Images Make sure that all images used on a page contribute to either the page's navigability or its message.
Color Take time to consider color combinations so that your pages are as attractive and readable as possible.
Organizational design standards As you help develop Web pages, make sure that you are following developed rules and advice from your department and others. Such standards help support decisions concerning your organization's branding and marketing standards.
Ethnic diversity Project management will ensure that such needs are considered and recommended during planning meetings. It is your responsibility as a designer to create pages that implement all recommendations.
Language choice Some organizations will need to use only one language for their sites, such as English. Others may need to create multiple sites in various languages to accommodate an international audience.
Common color schemes Preferences for color combinations differ from one culture to the next. Remain sensitive to and informed about such preferences.
Messages that appeal to customers You may need to alter your message about a particular product or activity if you present it to another culture. Consider the expectations and preferences of specific cultures so that your message is as clear and appealing as possible.
Presentation software Slide-based software, such as Microsoft PowerPoint and Google's Presentations application within Google Docs, is common and user-friendly. Presentation software creates a sense of professionalism.
Overhead projection You may need to create transparencies of statistics and marketing ideas. Be prepared to bring an overhead projector.
Windows Internet Explorer A proprietary Microsoft browser installed by default on all Windows operating systems.
Mozilla Firefox An open-source browser. Firefox versions are available for various operating systems, from Windows to Linux.
Google Chrome An open-source browser from Google. Chrome has many new features, such as a clean interface, automatic crash recovery, multi-threading capability, improved sandboxing, isolated tabs and privacy mode.
Opera An alternative Web browser with extended language support.
Lynx A command-line text-only Web browser. Often used by those with shell accounts and those who are visually impaired because it can be used with software that renders text into voice. A binary version is included with most versions of UNIX/Linux.
Trade secret Intellectual property that must remain private for a company to retain viability. Examples include proprietary code, business plans and sales contacts.
Licensing The legally authorized use of another person's or entity's copyrighted intellectual property. The terms of the license are generally dictated by the copyright holder. Licenses require contracts and usually an exchange of money, services or both.
Infringement Any violation of a copyright or trademark. Copyright and trademark infringement are punishable crimes.
Plagiarism A specific instance of infringement in which an individual or entity claims to have created content (e.g., images, writing or other exact expressions) that was in fact created by other developers.
Non-Disclosure Agreement (NDA) An NDA is a legally binding contract signed by both parties stating that they will not reveal any trade secrets or intellectual property owned by the other.

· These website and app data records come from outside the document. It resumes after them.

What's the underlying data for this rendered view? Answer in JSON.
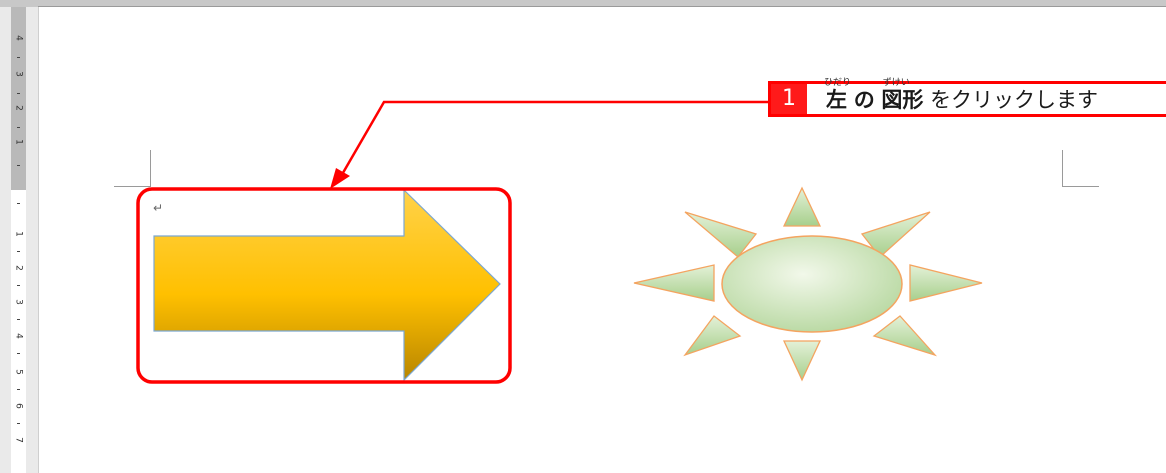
{
  "ruler": {
    "numbers": [
      "4",
      "3",
      "2",
      "1",
      "1",
      "2",
      "3",
      "4",
      "5",
      "6",
      "7"
    ]
  },
  "callout": {
    "step_number": "1",
    "text_left": "左",
    "text_no": "の",
    "text_zukei": "図形",
    "text_rest": "をクリックします",
    "ruby_hidari": "ひだり",
    "ruby_zukei": "ずけい",
    "border_color": "#ff0000"
  },
  "document": {
    "paragraph_mark": "↵"
  },
  "shapes": {
    "arrow": {
      "name": "right-arrow",
      "fill_top": "#ffd24a",
      "fill_mid": "#ffc000",
      "fill_bottom": "#b88600",
      "outline": "#7ba7d1"
    },
    "sun": {
      "name": "sun",
      "fill": "#b8d8a0",
      "outline": "#f4a460"
    }
  },
  "highlight_color": "#ff0000"
}
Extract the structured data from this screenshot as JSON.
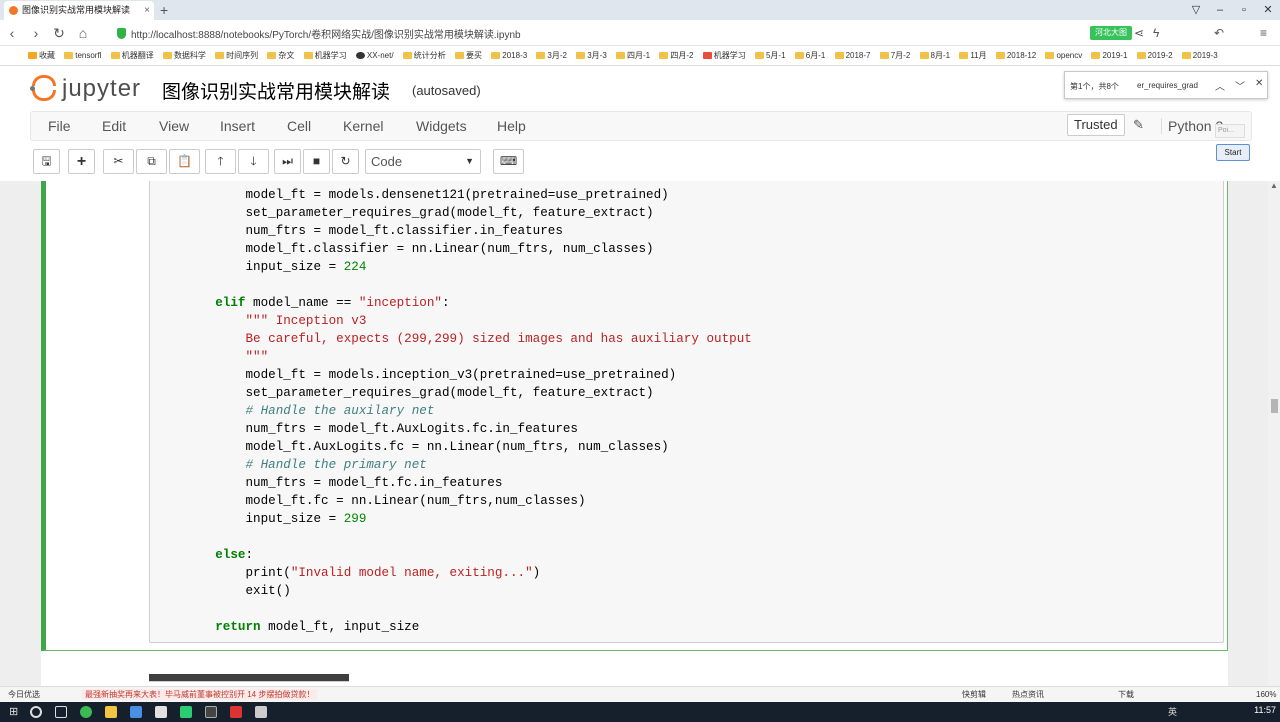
{
  "browser": {
    "tab_title": "图像识别实战常用模块解读",
    "tab_close": "×",
    "new_tab": "+",
    "url": "http://localhost:8888/notebooks/PyTorch/卷积网络实战/图像识别实战常用模块解读.ipynb",
    "ext_badge": "河北大图",
    "bookmarks": [
      "收藏",
      "tensorfl",
      "机器翻译",
      "数据科学",
      "时间序列",
      "杂文",
      "机器学习",
      "XX-net/",
      "统计分析",
      "要买",
      "2018-3",
      "3月-2",
      "3月-3",
      "四月-1",
      "四月-2",
      "机器学习",
      "5月-1",
      "6月-1",
      "2018-7",
      "7月-2",
      "8月-1",
      "11月",
      "2018-12",
      "opencv",
      "2019-1",
      "2019-2",
      "2019-3"
    ]
  },
  "jupyter": {
    "logo_text": "jupyter",
    "notebook_title": "图像识别实战常用模块解读",
    "autosave": "(autosaved)",
    "menu": [
      "File",
      "Edit",
      "View",
      "Insert",
      "Cell",
      "Kernel",
      "Widgets",
      "Help"
    ],
    "trusted": "Trusted",
    "kernel": "Python 3",
    "cell_type": "Code",
    "start_button": "Start",
    "tooltip": "Poi..."
  },
  "findbar": {
    "count": "第1个，共8个",
    "term": "er_requires_grad"
  },
  "code": {
    "lines": [
      "        model_ft = models.densenet121(pretrained=use_pretrained)",
      "        set_parameter_requires_grad(model_ft, feature_extract)",
      "        num_ftrs = model_ft.classifier.in_features",
      "        model_ft.classifier = nn.Linear(num_ftrs, num_classes)",
      "        input_size = 224",
      "",
      "    elif model_name == \"inception\":",
      "        \"\"\" Inception v3",
      "        Be careful, expects (299,299) sized images and has auxiliary output",
      "        \"\"\"",
      "        model_ft = models.inception_v3(pretrained=use_pretrained)",
      "        set_parameter_requires_grad(model_ft, feature_extract)",
      "        # Handle the auxilary net",
      "        num_ftrs = model_ft.AuxLogits.fc.in_features",
      "        model_ft.AuxLogits.fc = nn.Linear(num_ftrs, num_classes)",
      "        # Handle the primary net",
      "        num_ftrs = model_ft.fc.in_features",
      "        model_ft.fc = nn.Linear(num_ftrs,num_classes)",
      "        input_size = 299",
      "",
      "    else:",
      "        print(\"Invalid model name, exiting...\")",
      "        exit()",
      "",
      "    return model_ft, input_size"
    ]
  },
  "statusbar": {
    "left": "今日优选",
    "news": "最强新抽奖再来大表！毕马威前董事被控别开 14 步摆拍做贷款！",
    "items": [
      "快剪辑",
      "热点资讯",
      "下载",
      "160%"
    ]
  },
  "taskbar": {
    "clock": "11:57",
    "ime": "英"
  },
  "colors": {
    "cell_border": "#42a548",
    "jupyter_orange": "#f37726",
    "keyword": "#008000",
    "string": "#ba2121",
    "comment": "#408080"
  }
}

Legal consultation When signing NDAs and other documents is necessary, you should first retain legal counsel. Otherwise, you may make commitments that you cannot fulfill. Any contract breach can make your company liable for a lawsuit.
on the fly Dynamically created Web page content, as opposed to pre-defined, static content.
Software as a Service (SaaS) Software that is hosted centrally on the Internet and accessed by users with a Web browser.
troll A Web user who publishes negative comments or submits feedback simply to annoy or anger.
trouble ticket A record of a problem related to a service provided by an ISP or cloud service provider. Used to record receipt of a complaint and track resolution of the problem.

Leave a Reply

Your email address will not be published. Required fields are marked *